Glossary of terms used on this siteThere are 1024 entries in this glossary.
referring to a statement which requires empirical evidence to be verified or falsified (see a priori analytic synthetic).
a term originating from the work of Immanuel Kant (1724-1804) referring to any knowledge which is known to be true independently of experience. It contrasts with a posteriori which refers to knowledge confirmed by observation. Kant attempted to distinguish analytic a priori statements - true by reason of definition - from the synthetic a priori which are necessarily true statements but which are informative about experience such as statements in mathematics or the statement 'every event must have a cause'. Synthetic a priori statements are said to be never false in any logically possible world.
a person's current level of capacity in terms of certain physical or mental tasks. Learners are often grouped for teaching purposes by having their perceived ability levels taken into account.
used to describe a learner based on perception of a pattern of quick and/or successful learning behaviour. It is often used loosely in a global sense although ability may only be apparent in one specific aspect or area of learning.
a moral theory which holds that there are certain moral rules which must always apply regardless of circumstance. It is thus opposed to situationism and a number of other moral theories.
as an adjective it means theoretical not concrete related to ideas rather than physical objects. Young children struggle to understand abstract ideas and usually need some concrete example to help them make sense.
relating to scholarly activities especially those involving study within subject areas ordisciplines.
a term for a secondary school most common in the independent sector. With'the' definite article it is also a term for the higher education community generally. In England since 2000 a city academy is a secondary school centrally funded but with sponsorship from business faith or voluntary groups the aim being to improve standards in areas of disadvantage. The Academy was originally the name given to the school of Plato (427-347 BCE).
any approach which aims to increase learning capacity and so achieve desired outcomes speedily. It is a highly commercialized field within the business sector but claims to effectiveness are challenged.
a qualifying programme of study normally undertaken by learners who wish to commence a more advanced course but who do not yet have the required certification for that course. It is often aimed at adults returning to formal education.
a term from the work of Jean Piaget (1896-1980) referring to a response to a new experience where the learner has to adjust modify their existing conceptions to make better sense of the new and previous experiences (see assimilation schema).
a term introduced to the public sector from business management. In education it refers to the idea that the performance (in a variety of areas) of institutions groups and individuals be judged according to measurable criteria. It is controversial partly because quite a number of educational aims are not easily quantifiable or measurable with the result that they are either only weakly covered by the accountability model or that other data more susceptible to measurement are perhaps given undue attention.
the recognition and acceptance of the standards of an educational body or its courses by some system of external evaluation.
the process of acquisition of the values and customs of the social group into which an individual enters. This may occur unconsciously in schools for example through the workings of thehidden curriculum (see socialisation).

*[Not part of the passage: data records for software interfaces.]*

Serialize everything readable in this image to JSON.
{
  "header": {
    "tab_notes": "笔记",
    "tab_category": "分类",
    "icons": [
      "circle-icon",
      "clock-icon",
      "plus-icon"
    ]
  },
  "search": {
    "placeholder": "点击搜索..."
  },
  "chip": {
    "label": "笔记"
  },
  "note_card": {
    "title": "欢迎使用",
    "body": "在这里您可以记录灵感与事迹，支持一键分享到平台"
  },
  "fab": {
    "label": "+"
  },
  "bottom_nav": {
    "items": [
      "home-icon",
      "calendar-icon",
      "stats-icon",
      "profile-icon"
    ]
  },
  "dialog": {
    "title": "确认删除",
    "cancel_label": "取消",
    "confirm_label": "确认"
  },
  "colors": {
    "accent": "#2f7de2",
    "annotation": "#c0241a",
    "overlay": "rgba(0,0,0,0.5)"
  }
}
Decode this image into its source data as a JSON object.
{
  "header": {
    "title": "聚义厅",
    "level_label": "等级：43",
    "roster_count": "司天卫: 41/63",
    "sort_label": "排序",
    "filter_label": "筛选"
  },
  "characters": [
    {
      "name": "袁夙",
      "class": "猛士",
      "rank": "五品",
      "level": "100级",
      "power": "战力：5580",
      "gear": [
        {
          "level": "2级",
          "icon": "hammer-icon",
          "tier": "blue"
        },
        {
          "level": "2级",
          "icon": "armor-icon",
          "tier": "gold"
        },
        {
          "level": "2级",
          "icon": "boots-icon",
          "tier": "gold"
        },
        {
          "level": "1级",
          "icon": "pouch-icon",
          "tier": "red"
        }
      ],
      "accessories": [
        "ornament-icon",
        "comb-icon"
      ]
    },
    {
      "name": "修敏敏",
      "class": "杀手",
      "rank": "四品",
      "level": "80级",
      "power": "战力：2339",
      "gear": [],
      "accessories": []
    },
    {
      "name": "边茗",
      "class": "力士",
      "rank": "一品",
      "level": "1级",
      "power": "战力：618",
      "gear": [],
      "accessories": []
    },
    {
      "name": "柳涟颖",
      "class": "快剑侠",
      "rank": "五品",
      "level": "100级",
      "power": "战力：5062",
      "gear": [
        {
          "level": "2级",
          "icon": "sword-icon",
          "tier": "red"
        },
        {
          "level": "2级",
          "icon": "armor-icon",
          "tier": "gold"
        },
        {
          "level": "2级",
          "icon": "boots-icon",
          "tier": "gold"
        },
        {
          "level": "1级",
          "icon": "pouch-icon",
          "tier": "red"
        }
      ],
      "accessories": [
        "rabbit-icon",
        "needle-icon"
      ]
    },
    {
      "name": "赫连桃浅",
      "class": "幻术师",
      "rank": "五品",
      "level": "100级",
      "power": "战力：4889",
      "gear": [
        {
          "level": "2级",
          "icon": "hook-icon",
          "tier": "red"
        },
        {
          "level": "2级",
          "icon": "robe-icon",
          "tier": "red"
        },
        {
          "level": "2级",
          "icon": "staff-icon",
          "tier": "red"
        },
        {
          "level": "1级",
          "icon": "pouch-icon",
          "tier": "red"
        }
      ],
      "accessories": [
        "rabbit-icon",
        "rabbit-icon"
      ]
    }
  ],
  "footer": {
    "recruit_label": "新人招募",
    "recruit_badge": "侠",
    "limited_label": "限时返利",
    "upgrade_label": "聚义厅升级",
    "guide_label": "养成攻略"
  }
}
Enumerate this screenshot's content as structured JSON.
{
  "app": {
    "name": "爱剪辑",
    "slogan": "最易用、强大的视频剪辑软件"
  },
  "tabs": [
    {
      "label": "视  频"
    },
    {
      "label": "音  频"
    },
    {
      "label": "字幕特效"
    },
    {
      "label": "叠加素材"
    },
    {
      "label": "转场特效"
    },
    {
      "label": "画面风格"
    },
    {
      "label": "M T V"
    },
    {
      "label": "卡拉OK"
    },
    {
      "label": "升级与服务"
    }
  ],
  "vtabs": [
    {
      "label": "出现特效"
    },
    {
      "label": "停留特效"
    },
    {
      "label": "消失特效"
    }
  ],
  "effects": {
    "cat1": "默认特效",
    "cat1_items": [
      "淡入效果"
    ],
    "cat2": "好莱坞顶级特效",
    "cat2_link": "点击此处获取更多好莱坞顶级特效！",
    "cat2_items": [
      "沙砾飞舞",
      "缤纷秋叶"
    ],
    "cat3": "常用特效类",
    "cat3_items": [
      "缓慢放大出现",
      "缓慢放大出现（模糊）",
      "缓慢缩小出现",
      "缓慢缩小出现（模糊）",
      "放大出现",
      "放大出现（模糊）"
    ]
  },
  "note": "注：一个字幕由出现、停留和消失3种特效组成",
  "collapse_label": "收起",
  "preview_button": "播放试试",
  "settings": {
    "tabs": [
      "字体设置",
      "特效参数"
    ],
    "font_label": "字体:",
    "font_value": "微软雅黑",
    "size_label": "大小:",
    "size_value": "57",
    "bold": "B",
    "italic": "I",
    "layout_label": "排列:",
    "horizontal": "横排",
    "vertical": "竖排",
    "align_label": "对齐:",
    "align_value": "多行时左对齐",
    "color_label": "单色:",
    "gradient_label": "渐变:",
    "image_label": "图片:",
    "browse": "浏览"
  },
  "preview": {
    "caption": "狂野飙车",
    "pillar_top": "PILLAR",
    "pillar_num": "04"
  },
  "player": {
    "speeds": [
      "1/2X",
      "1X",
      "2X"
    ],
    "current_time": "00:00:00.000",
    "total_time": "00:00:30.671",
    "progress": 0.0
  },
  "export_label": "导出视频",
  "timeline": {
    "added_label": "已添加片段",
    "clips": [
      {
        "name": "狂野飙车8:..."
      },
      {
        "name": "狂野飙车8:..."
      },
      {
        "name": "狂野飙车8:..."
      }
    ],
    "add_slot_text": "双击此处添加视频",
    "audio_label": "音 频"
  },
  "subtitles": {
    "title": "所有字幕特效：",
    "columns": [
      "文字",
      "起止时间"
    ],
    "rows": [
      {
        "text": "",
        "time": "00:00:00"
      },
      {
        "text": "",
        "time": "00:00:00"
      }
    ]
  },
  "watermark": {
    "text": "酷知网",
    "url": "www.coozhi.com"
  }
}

success particularly where it represents a great personal accomplishment. Often wrongly conflated with attainment which refers to level of achievement and often also unhelpfully narrowed to success in terms of academic assessment. Currently many educational systems are trying to broaden out the sense of achievement to take account of other areas of success in learners' lives.